Reducing food waste starts with sensible planning. Buy what you need, and use what you buy before food spoils. Try creating your meal plans based on items that you already have and what is “on the edge” of their shelf life, and supplement them with new ingredients to create a new meal. 

Fridge filled with fresh fruits and vegetables as well as meal prepped food in ello brand glass containers

If you tend to cook more than what you can eat, consider freezing leftovers. Freezing is the most accessible and affordable method of food preservation out there. Canning takes time and safe practice education, while dehydration can be a multi-day process. When freezing cooked meals, know what items typically do and do not freeze well:

Perhaps you are already skilled in this area, knowing that you can turn a mixture of limp vegetables into a complete stir-fry bowl just by adding rice, sauces, seasonings, and protein. If you’ve already mastered the art of cooking with scraps, then how about taking it one step further? You saved your 2-week-old carrots, but will the meal be consumed before it expires?

DO Freeze:

  • Broth-based soups and stews
  • Curries
  • Dumplings
  • Stir-fries, sauce separated
  • Meatballs
  • Cooked rice
  • Bread and baked goods
  • Grated cheese (for use in casseroles and pizzas after thawing, not for consumption as-is)

DO NOT Freeze:

  • Leafy greens, salads
  • Raw potatoes
  • Dairy-based sauces
  • Dishes with lots of high moisture vegetables (celery, bell peppers, cucumber)
  • Cooked pasta
  • Tomatoes
  • Radishes

Remember to cool any cooked dishes thoroughly before freezing and use airtight containers or freezer bags to prevent freezer burn. Label containers with the date and type of dish for easy identification. Additionally, consider portioning larger dishes into individual servings for convenient use. 

What does food mean to you?

Food not only brings people together from all over the world, but also provides a sense of culture, tradition, comfort, and emotion. With each meal, ask yourself what the food is providing for you and what it means to you, beyond just providing energy and sustenance. 

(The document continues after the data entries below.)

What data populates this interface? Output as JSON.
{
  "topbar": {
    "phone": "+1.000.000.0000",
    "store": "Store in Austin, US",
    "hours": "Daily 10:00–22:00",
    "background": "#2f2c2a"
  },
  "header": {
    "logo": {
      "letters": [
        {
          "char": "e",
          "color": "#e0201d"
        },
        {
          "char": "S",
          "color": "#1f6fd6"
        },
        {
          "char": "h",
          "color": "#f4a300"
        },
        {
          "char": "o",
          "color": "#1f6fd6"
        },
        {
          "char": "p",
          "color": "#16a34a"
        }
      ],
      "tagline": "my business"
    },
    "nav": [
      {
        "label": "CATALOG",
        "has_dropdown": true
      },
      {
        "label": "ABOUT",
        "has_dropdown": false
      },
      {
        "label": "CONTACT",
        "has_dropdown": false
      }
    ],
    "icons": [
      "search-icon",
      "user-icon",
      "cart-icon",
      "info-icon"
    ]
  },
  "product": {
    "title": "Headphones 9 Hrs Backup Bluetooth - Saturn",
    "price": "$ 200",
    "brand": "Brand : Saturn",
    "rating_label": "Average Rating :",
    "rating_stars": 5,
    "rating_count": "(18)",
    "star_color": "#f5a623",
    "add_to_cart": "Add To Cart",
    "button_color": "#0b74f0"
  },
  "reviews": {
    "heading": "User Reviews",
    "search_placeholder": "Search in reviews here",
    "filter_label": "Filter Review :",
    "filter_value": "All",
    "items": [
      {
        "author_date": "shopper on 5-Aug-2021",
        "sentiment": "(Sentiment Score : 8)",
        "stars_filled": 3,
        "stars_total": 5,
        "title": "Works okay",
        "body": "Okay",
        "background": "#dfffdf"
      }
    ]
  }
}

A home-cooked dish might provide you with an affordable meal, cooked just the way you like it. It brings you comfort and familiarity while giving you the convenience of having leftovers for the next day. When in a rush, a fast-food meal gives you quick satisfaction at a time of hunger. Or, when enjoying time with friends you decide to indulge at your favorite sit-down restaurant where you get to sit back and relax. 

Of course, all of these types of meals have different nutritional aspects and may need to be taken into more consideration based on your health needs. While this is of great importance, so is being in tune with the emotional and mental state when eating. Mindful eating, rooted in the principles of being present in the moment, fosters a healthier relationship with food by creating a mindful connection between what we eat and how it makes us feel. 

Mindful eating aside, thinking beyond the table also takes into consideration the values and ethics of food production. What do organic, kosher, non-GMO, vegan, plant-based, and hundreds of other labels mean to you? Dive deeper into these topics to decide what is important to you and begin making informed decisions as a consumer. 


This March for National Nutrition Month®, think beyond the table and ask yourself some thought-provoking questions about your food. Grocery stores are most likely to import more items from other regions and countries but have consistent choices and availability. Farmer’s markets will have a lower carbon footprint and fresher produce. Reduce food waste by planning meals around what you have on hand and supplement to create a complete meal. Additionally, you can freeze cooked food to further prevent food waste. Lastly, consider what food means to you in terms of culture, tradition, and mindful eating to help foster a healthy relationship with food.



Leave a Reply

Your email address will not be published. Required fields are marked *

Meet Edith

Registered Dietitian with over 10 years of experience sharing nutrition knowledge that you can use to enjoy food again

The Shop



Grab Your Guide

Complete the form below for instant access